__WHAT YOU HAVE TO DO__
Reproduce the data, keeping every word exactly as it is.

__Interface dataset entries__
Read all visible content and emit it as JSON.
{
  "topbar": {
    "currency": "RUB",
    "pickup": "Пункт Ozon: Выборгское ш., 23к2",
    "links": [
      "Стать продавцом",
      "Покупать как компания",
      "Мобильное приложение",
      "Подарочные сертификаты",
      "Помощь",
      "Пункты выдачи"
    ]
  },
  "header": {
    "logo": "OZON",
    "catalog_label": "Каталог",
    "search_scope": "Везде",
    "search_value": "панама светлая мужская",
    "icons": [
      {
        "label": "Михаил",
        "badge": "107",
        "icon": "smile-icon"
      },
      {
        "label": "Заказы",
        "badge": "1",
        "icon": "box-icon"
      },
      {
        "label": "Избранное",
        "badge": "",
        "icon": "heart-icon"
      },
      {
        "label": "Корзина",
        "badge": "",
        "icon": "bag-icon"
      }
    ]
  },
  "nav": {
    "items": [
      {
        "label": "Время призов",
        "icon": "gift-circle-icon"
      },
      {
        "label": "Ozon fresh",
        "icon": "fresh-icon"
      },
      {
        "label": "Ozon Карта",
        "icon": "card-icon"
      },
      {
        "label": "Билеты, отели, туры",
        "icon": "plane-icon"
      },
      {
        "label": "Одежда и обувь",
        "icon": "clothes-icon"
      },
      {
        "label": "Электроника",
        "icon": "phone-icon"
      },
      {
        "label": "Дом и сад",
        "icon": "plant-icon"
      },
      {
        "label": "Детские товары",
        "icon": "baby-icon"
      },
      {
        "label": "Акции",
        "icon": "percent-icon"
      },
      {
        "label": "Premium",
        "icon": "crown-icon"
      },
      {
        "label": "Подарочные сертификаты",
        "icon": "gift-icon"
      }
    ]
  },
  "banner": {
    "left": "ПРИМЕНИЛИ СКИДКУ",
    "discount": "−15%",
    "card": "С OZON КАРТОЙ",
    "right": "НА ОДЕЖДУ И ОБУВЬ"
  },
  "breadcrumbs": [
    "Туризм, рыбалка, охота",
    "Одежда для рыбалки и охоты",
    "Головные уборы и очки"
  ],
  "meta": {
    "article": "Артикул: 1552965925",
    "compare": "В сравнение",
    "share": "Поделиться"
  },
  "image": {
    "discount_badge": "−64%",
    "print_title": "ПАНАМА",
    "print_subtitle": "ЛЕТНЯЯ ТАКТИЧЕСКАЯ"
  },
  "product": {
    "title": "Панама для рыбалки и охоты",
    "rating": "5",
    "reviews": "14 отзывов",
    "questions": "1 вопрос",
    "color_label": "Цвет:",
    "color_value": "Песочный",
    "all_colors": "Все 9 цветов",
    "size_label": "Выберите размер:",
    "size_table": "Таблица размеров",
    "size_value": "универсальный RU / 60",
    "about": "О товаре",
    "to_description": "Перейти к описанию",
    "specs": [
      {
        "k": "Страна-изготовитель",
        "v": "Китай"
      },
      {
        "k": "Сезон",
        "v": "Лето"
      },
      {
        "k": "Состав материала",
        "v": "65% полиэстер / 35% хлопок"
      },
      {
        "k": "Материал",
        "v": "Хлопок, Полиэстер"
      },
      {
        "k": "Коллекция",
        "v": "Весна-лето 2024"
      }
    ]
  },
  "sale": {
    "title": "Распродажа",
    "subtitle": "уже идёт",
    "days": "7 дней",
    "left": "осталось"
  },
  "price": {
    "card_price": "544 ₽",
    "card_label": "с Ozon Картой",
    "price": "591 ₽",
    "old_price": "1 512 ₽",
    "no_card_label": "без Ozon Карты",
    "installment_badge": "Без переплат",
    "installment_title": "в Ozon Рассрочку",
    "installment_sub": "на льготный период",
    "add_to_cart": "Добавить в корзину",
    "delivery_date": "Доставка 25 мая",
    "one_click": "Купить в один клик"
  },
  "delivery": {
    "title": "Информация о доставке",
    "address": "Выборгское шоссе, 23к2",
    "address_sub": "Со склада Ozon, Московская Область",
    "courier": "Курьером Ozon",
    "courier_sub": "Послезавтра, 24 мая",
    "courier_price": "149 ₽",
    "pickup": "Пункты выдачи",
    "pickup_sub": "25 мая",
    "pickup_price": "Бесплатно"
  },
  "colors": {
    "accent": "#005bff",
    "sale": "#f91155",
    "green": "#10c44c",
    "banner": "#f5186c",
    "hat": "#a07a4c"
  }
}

__OUTPUT OF THE TASK__
Read all visible content and emit it as JSON.
{
  "topbar": {
    "currency": "RUB",
    "pickup": "Пункт Ozon: Выборгское ш., 23к2",
    "links": [
      "Стать продавцом",
      "Покупать как компания",
      "Мобильное приложение",
      "Подарочные сертификаты",
      "Помощь",
      "Пункты выдачи"
    ]
  },
  "header": {
    "logo": "OZON",
    "catalog_label": "Каталог",
    "search_scope": "Везде",
    "search_value": "панама светлая мужская",
    "icons": [
      {
        "label": "Михаил",
        "badge": "107",
        "icon": "smile-icon"
      },
      {
        "label": "Заказы",
        "badge": "1",
        "icon": "box-icon"
      },
      {
        "label": "Избранное",
        "badge": "",
        "icon": "heart-icon"
      },
      {
        "label": "Корзина",
        "badge": "",
        "icon": "bag-icon"
      }
    ]
  },
  "nav": {
    "items": [
      {
        "label": "Время призов",
        "icon": "gift-circle-icon"
      },
      {
        "label": "Ozon fresh",
        "icon": "fresh-icon"
      },
      {
        "label": "Ozon Карта",
        "icon": "card-icon"
      },
      {
        "label": "Билеты, отели, туры",
        "icon": "plane-icon"
      },
      {
        "label": "Одежда и обувь",
        "icon": "clothes-icon"
      },
      {
        "label": "Электроника",
        "icon": "phone-icon"
      },
      {
        "label": "Дом и сад",
        "icon": "plant-icon"
      },
      {
        "label": "Детские товары",
        "icon": "baby-icon"
      },
      {
        "label": "Акции",
        "icon": "percent-icon"
      },
      {
        "label": "Premium",
        "icon": "crown-icon"
      },
      {
        "label": "Подарочные сертификаты",
        "icon": "gift-icon"
      }
    ]
  },
  "banner": {
    "left": "ПРИМЕНИЛИ СКИДКУ",
    "discount": "−15%",
    "card": "С OZON КАРТОЙ",
    "right": "НА ОДЕЖДУ И ОБУВЬ"
  },
  "breadcrumbs": [
    "Туризм, рыбалка, охота",
    "Одежда для рыбалки и охоты",
    "Головные уборы и очки"
  ],
  "meta": {
    "article": "Артикул: 1552965925",
    "compare": "В сравнение",
    "share": "Поделиться"
  },
  "image": {
    "discount_badge": "−64%",
    "print_title": "ПАНАМА",
    "print_subtitle": "ЛЕТНЯЯ ТАКТИЧЕСКАЯ"
  },
  "product": {
    "title": "Панама для рыбалки и охоты",
    "rating": "5",
    "reviews": "14 отзывов",
    "questions": "1 вопрос",
    "color_label": "Цвет:",
    "color_value": "Песочный",
    "all_colors": "Все 9 цветов",
    "size_label": "Выберите размер:",
    "size_table": "Таблица размеров",
    "size_value": "универсальный RU / 60",
    "about": "О товаре",
    "to_description": "Перейти к описанию",
    "specs": [
      {
        "k": "Страна-изготовитель",
        "v": "Китай"
      },
      {
        "k": "Сезон",
        "v": "Лето"
      },
      {
        "k": "Состав материала",
        "v": "65% полиэстер / 35% хлопок"
      },
      {
        "k": "Материал",
        "v": "Хлопок, Полиэстер"
      },
      {
        "k": "Коллекция",
        "v": "Весна-лето 2024"
      }
    ]
  },
  "sale": {
    "title": "Распродажа",
    "subtitle": "уже идёт",
    "days": "7 дней",
    "left": "осталось"
  },
  "price": {
    "card_price": "544 ₽",
    "card_label": "с Ozon Картой",
    "price": "591 ₽",
    "old_price": "1 512 ₽",
    "no_card_label": "без Ozon Карты",
    "installment_badge": "Без переплат",
    "installment_title": "в Ozon Рассрочку",
    "installment_sub": "на льготный период",
    "add_to_cart": "Добавить в корзину",
    "delivery_date": "Доставка 25 мая",
    "one_click": "Купить в один клик"
  },
  "delivery": {
    "title": "Информация о доставке",
    "address": "Выборгское шоссе, 23к2",
    "address_sub": "Со склада Ozon, Московская Область",
    "courier": "Курьером Ozon",
    "courier_sub": "Послезавтра, 24 мая",
    "courier_price": "149 ₽",
    "pickup": "Пункты выдачи",
    "pickup_sub": "25 мая",
    "pickup_price": "Бесплатно"
  },
  "colors": {
    "accent": "#005bff",
    "sale": "#f91155",
    "green": "#10c44c",
    "banner": "#f5186c",
    "hat": "#a07a4c"
  }
}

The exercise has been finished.